Data listing -
-=-=-=-=-

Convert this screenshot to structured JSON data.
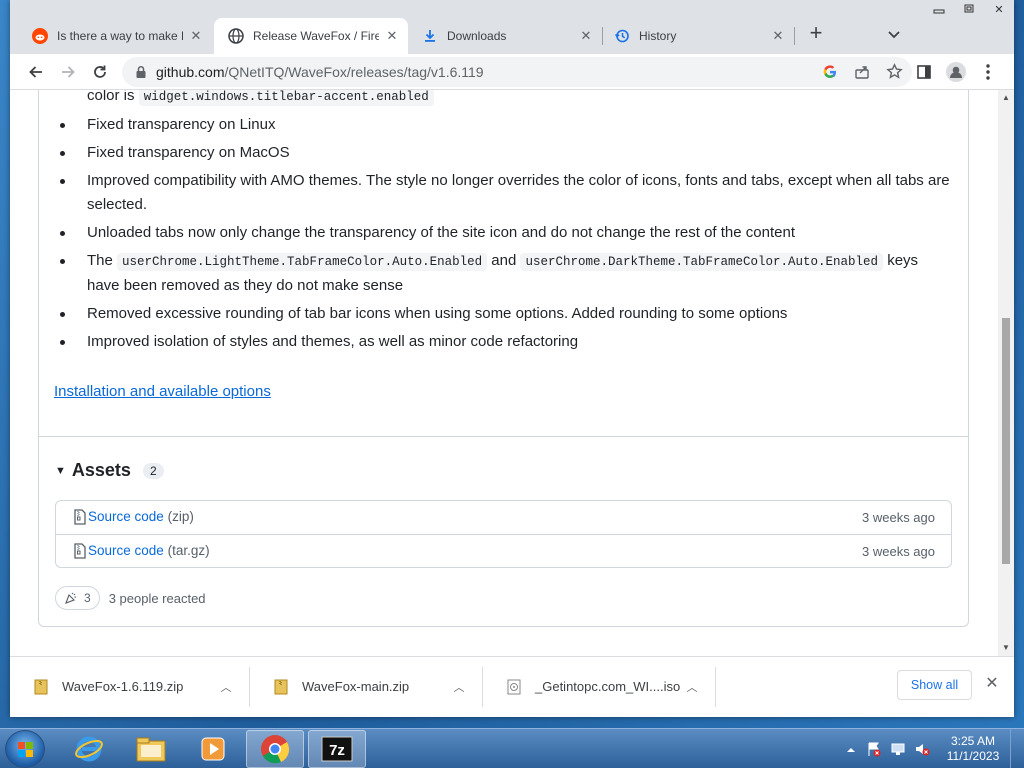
{
  "browser": {
    "tabs": [
      {
        "label": "Is there a way to make F",
        "icon": "reddit-icon",
        "active": false
      },
      {
        "label": "Release WaveFox / Firefo",
        "icon": "globe-icon",
        "active": true
      },
      {
        "label": "Downloads",
        "icon": "download-icon",
        "active": false
      },
      {
        "label": "History",
        "icon": "history-icon",
        "active": false
      }
    ],
    "url_host": "github.com",
    "url_path": "/QNetITQ/WaveFox/releases/tag/v1.6.119"
  },
  "release_notes": {
    "partial_line_prefix": "color is",
    "partial_line_code": "widget.windows.titlebar-accent.enabled",
    "items": [
      "Fixed transparency on Linux",
      "Fixed transparency on MacOS",
      "Improved compatibility with AMO themes. The style no longer overrides the color of icons, fonts and tabs, except when all tabs are selected.",
      "Unloaded tabs now only change the transparency of the site icon and do not change the rest of the content"
    ],
    "keys_item": {
      "pre": "The",
      "code1": "userChrome.LightTheme.TabFrameColor.Auto.Enabled",
      "mid": "and",
      "code2": "userChrome.DarkTheme.TabFrameColor.Auto.Enabled",
      "post": "keys have been removed as they do not make sense"
    },
    "items_after": [
      "Removed excessive rounding of tab bar icons when using some options. Added rounding to some options",
      "Improved isolation of styles and themes, as well as minor code refactoring"
    ]
  },
  "install_link": "Installation and available options",
  "assets": {
    "title": "Assets",
    "count": "2",
    "items": [
      {
        "name": "Source code",
        "type": "(zip)",
        "date": "3 weeks ago"
      },
      {
        "name": "Source code",
        "type": "(tar.gz)",
        "date": "3 weeks ago"
      }
    ]
  },
  "reactions": {
    "count": "3",
    "text": "3 people reacted"
  },
  "downloads": {
    "items": [
      {
        "name": "WaveFox-1.6.119.zip"
      },
      {
        "name": "WaveFox-main.zip"
      },
      {
        "name": "_Getintopc.com_WI....iso"
      }
    ],
    "show_all": "Show all"
  },
  "taskbar": {
    "time": "3:25 AM",
    "date": "11/1/2023"
  },
  "colors": {
    "link": "#0969da",
    "accent": "#1a73e8"
  }
}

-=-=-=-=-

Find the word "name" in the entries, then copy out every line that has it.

        "name": "Source code",
        "name": "Source code",
        "name": "WaveFox-1.6.119.zip"
        "name": "WaveFox-main.zip"
        "name": "_Getintopc.com_WI....iso"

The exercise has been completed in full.